What needs to be done: Make an exact copy of the listing below. Pictures stay out of it.

Records for the exercise:
==================================================
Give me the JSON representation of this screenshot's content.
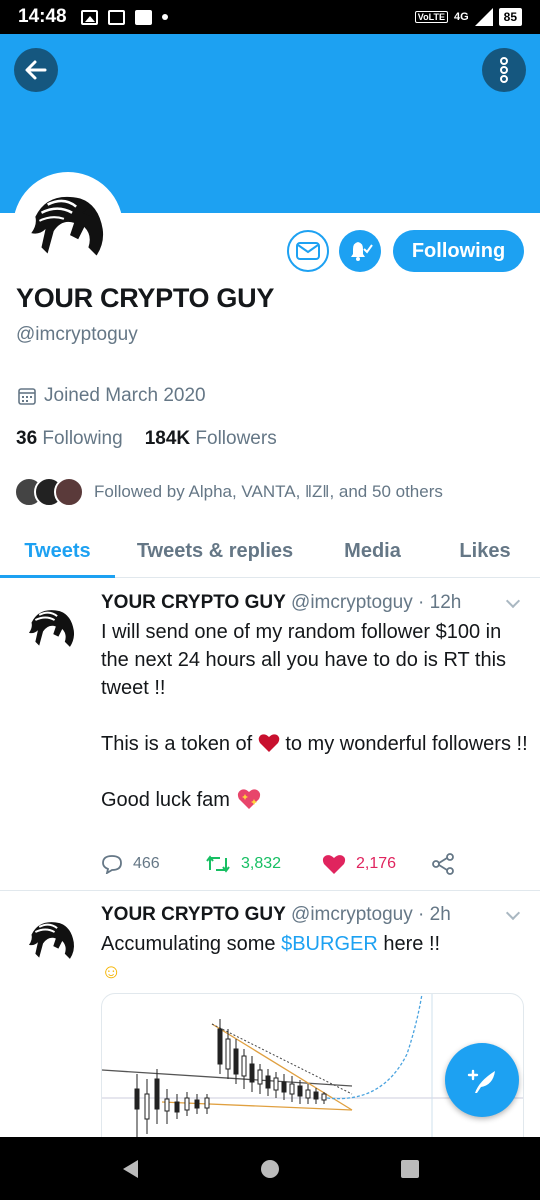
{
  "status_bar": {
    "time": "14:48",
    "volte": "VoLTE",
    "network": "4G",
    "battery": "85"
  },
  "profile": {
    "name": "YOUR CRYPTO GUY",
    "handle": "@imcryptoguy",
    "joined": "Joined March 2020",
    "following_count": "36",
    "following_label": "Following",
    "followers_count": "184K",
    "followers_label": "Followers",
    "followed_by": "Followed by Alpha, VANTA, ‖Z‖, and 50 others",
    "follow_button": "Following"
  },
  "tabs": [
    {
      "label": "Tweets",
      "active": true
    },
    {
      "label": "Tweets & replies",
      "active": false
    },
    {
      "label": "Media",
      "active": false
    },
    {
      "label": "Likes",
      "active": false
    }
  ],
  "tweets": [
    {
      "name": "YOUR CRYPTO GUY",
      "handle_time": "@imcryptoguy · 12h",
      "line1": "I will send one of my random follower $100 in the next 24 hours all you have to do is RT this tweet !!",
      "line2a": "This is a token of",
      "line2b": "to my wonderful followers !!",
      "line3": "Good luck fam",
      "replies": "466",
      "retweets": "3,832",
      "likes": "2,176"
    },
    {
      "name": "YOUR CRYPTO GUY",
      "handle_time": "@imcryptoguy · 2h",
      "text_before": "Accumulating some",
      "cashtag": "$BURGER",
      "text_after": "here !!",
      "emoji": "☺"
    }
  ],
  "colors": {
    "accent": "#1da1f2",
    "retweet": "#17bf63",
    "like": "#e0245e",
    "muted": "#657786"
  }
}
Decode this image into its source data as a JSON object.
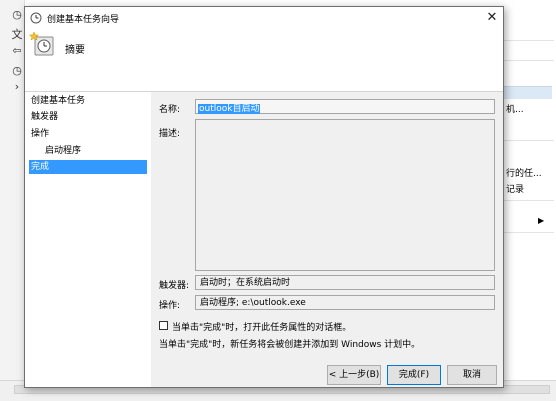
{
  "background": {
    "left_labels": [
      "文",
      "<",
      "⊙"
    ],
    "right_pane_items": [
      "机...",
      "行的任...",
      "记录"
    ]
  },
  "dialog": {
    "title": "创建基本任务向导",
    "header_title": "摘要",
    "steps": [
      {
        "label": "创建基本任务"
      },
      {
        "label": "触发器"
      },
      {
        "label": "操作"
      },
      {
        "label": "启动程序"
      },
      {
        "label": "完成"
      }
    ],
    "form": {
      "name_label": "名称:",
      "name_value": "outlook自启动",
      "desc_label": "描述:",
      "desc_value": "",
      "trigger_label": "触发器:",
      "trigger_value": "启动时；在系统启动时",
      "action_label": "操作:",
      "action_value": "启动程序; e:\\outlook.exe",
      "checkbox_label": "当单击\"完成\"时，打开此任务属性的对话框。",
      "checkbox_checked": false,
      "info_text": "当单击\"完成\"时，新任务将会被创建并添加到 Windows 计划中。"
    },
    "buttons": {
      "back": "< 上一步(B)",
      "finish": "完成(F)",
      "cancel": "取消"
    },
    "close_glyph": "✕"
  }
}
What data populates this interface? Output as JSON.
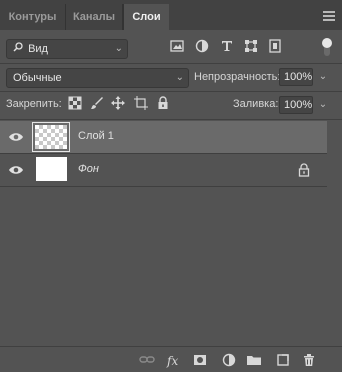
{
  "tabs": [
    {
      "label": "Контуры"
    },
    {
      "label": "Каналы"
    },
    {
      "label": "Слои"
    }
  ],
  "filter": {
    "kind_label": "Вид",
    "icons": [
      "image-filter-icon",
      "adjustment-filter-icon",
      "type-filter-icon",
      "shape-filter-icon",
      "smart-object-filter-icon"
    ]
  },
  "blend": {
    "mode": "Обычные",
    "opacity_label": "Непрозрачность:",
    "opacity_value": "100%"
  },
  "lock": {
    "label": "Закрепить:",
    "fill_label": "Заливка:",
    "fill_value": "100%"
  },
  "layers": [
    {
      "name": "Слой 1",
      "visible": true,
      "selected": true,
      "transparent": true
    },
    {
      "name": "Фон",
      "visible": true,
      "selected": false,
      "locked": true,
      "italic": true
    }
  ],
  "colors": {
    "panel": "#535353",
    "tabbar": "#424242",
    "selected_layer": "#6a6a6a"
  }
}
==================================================
Task output:
Give me the JSON representation of this screenshot's content.
{
  "status_bar": {
    "time": "14:48",
    "volte": "VoLTE",
    "network": "4G",
    "battery": "85"
  },
  "profile": {
    "name": "YOUR CRYPTO GUY",
    "handle": "@imcryptoguy",
    "joined": "Joined March 2020",
    "following_count": "36",
    "following_label": "Following",
    "followers_count": "184K",
    "followers_label": "Followers",
    "followed_by": "Followed by Alpha, VANTA, ‖Z‖, and 50 others",
    "follow_button": "Following"
  },
  "tabs": [
    {
      "label": "Tweets",
      "active": true
    },
    {
      "label": "Tweets & replies",
      "active": false
    },
    {
      "label": "Media",
      "active": false
    },
    {
      "label": "Likes",
      "active": false
    }
  ],
  "tweets": [
    {
      "name": "YOUR CRYPTO GUY",
      "handle_time": "@imcryptoguy · 12h",
      "line1": "I will send one of my random follower $100 in the next 24 hours all you have to do is RT this tweet !!",
      "line2a": "This is a token of",
      "line2b": "to my wonderful followers !!",
      "line3": "Good luck fam",
      "replies": "466",
      "retweets": "3,832",
      "likes": "2,176"
    },
    {
      "name": "YOUR CRYPTO GUY",
      "handle_time": "@imcryptoguy · 2h",
      "text_before": "Accumulating some",
      "cashtag": "$BURGER",
      "text_after": "here !!",
      "emoji": "☺"
    }
  ],
  "colors": {
    "accent": "#1da1f2",
    "retweet": "#17bf63",
    "like": "#e0245e",
    "muted": "#657786"
  }
}
Decode this image into its source data as a JSON object.
{
  "background": {
    "left_labels": [
      "文",
      "<",
      "⊙"
    ],
    "right_pane_items": [
      "机...",
      "行的任...",
      "记录"
    ]
  },
  "dialog": {
    "title": "创建基本任务向导",
    "header_title": "摘要",
    "steps": [
      {
        "label": "创建基本任务"
      },
      {
        "label": "触发器"
      },
      {
        "label": "操作"
      },
      {
        "label": "启动程序"
      },
      {
        "label": "完成"
      }
    ],
    "form": {
      "name_label": "名称:",
      "name_value": "outlook自启动",
      "desc_label": "描述:",
      "desc_value": "",
      "trigger_label": "触发器:",
      "trigger_value": "启动时；在系统启动时",
      "action_label": "操作:",
      "action_value": "启动程序; e:\\outlook.exe",
      "checkbox_label": "当单击\"完成\"时，打开此任务属性的对话框。",
      "checkbox_checked": false,
      "info_text": "当单击\"完成\"时，新任务将会被创建并添加到 Windows 计划中。"
    },
    "buttons": {
      "back": "< 上一步(B)",
      "finish": "完成(F)",
      "cancel": "取消"
    },
    "close_glyph": "✕"
  }
}
What data populates this interface? Output as JSON.
{
  "tabs": [
    {
      "label": "Контуры"
    },
    {
      "label": "Каналы"
    },
    {
      "label": "Слои"
    }
  ],
  "filter": {
    "kind_label": "Вид",
    "icons": [
      "image-filter-icon",
      "adjustment-filter-icon",
      "type-filter-icon",
      "shape-filter-icon",
      "smart-object-filter-icon"
    ]
  },
  "blend": {
    "mode": "Обычные",
    "opacity_label": "Непрозрачность:",
    "opacity_value": "100%"
  },
  "lock": {
    "label": "Закрепить:",
    "fill_label": "Заливка:",
    "fill_value": "100%"
  },
  "layers": [
    {
      "name": "Слой 1",
      "visible": true,
      "selected": true,
      "transparent": true
    },
    {
      "name": "Фон",
      "visible": true,
      "selected": false,
      "locked": true,
      "italic": true
    }
  ],
  "colors": {
    "panel": "#535353",
    "tabbar": "#424242",
    "selected_layer": "#6a6a6a"
  }
}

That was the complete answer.